National security spokesperson, John Kirby, said at a White House briefing, “The president believes strongly that we need to curtail their use worldwide.”
Anti-personnel land mines are buried underground or scattered on the surface, and they can pose a lethal threat to civilians long after combat has ended. Russia has reportedly used the explosives during its invasion of Ukraine.https://t.co/ifseBf6qWO
— Stars and Stripes (@starsandstripes) June 22, 2022
This restriction directly reverses former President Donald Trump’s less restrictive policy on landmines and reflects a year long review on the matter. The State Department’s undersecretary for arms control and international security, Bonnie Jenkins said that Biden’s reversal of Trump’s landmine policy fulfills “a commitment that President Biden made as a candidate.”
Senator from Vermont, Patrick Leahy said that this announcement was a “long overdue recognition that the grave humanitarian and political costs of using these weapons far exceed their limited military utility.”
Leahy said in a statement, “As welcome as this step is, the White House needs to put the U.S. on a definitive path to join the treaties banning anti-personnel mines and cluster munitions. Neither of these indiscriminate weapons, the horrific consequences of which we are seeing in Ukraine today, belong in the arsenals of civilized nations.”
Unless they’re using them against North Korea
Following the announcement, the US will only use landmines in South Korea in defense against an invasion from the north. While the US has not yet deployed landmines in either North or South Korea, the promise has been made to support South Korea in its defenses against aggressions from its northern neighbor which includes the use of landmines.
Currently the US has 3 million landmines stockpiled. This new policy will require all mines not allocated for South Korea’s defense to be destroyed.

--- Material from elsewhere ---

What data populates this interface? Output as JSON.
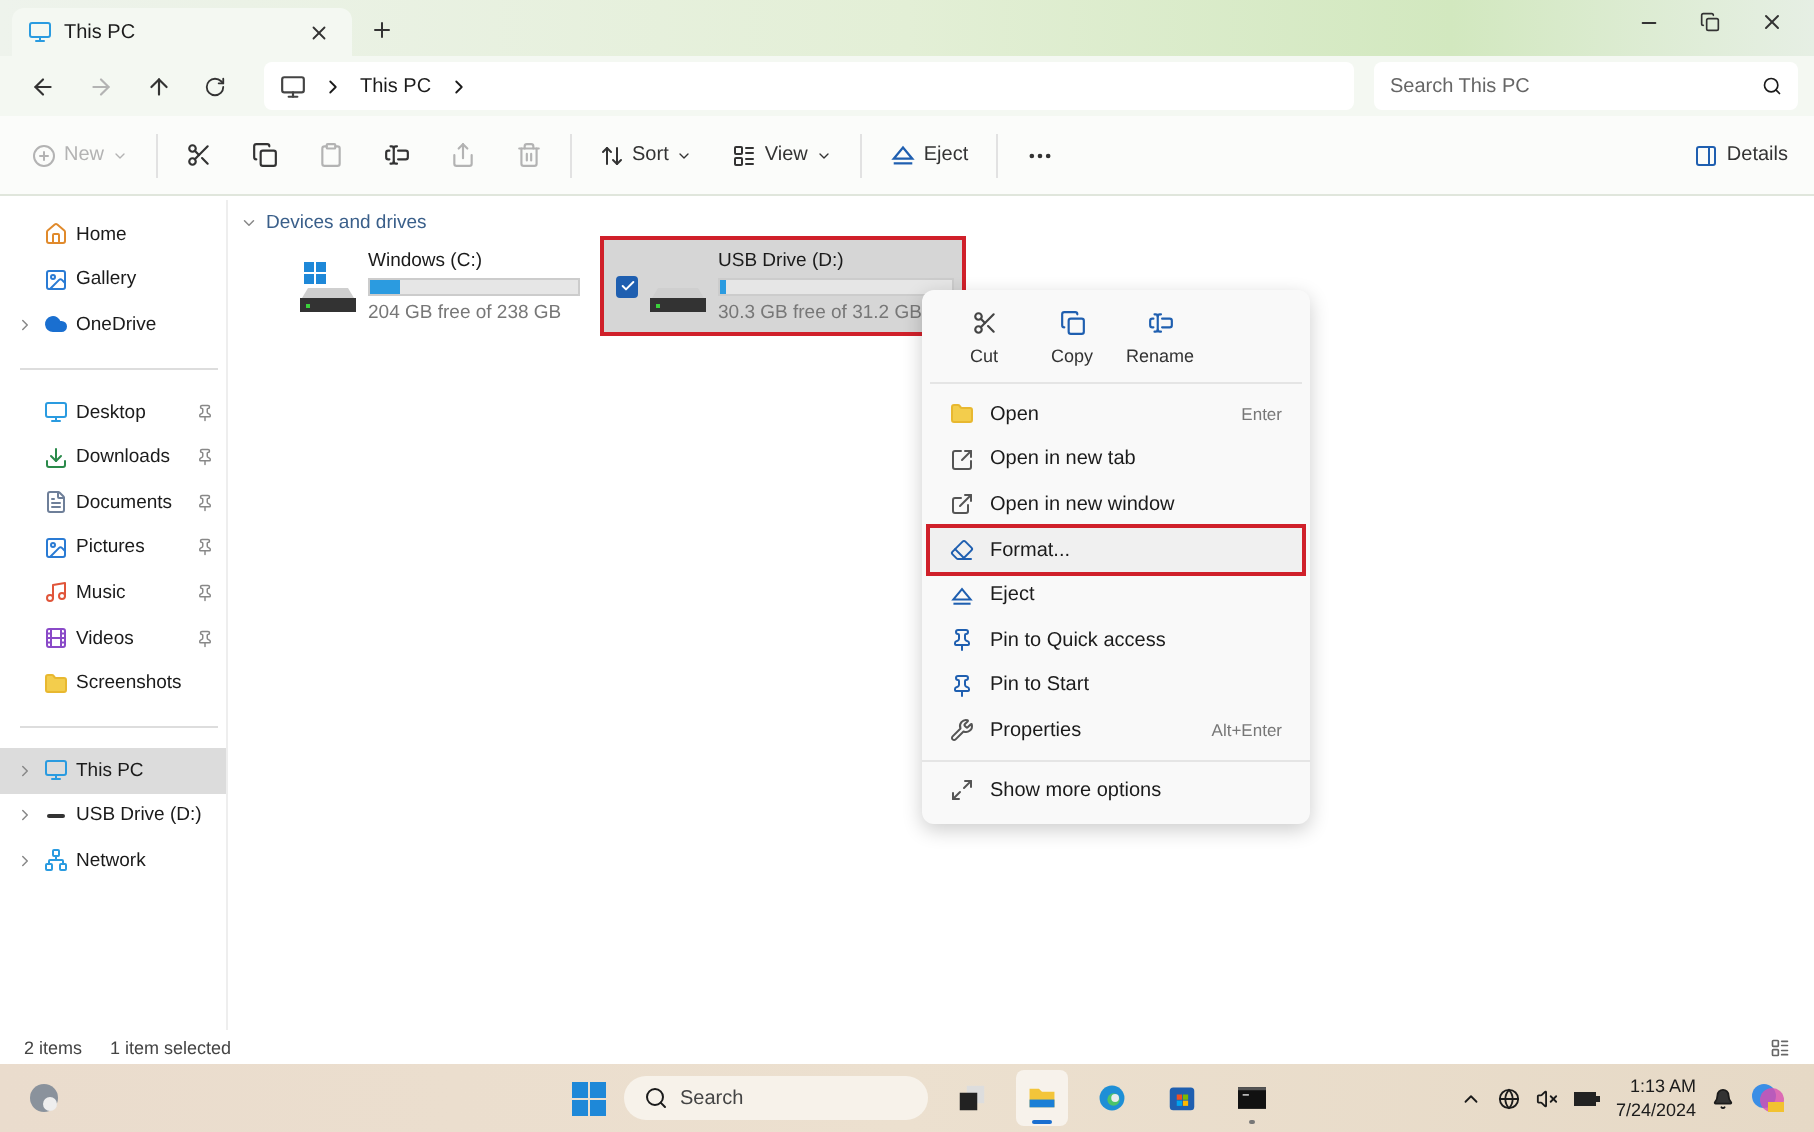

The Korean Peninsula exception to the United States’ landmine policy was emplaced during the Obama administration. This caveat is the only discrepancy preventing full compliance of the 1997 treaty from the Ottawa Convention which banned the use of landmines globally.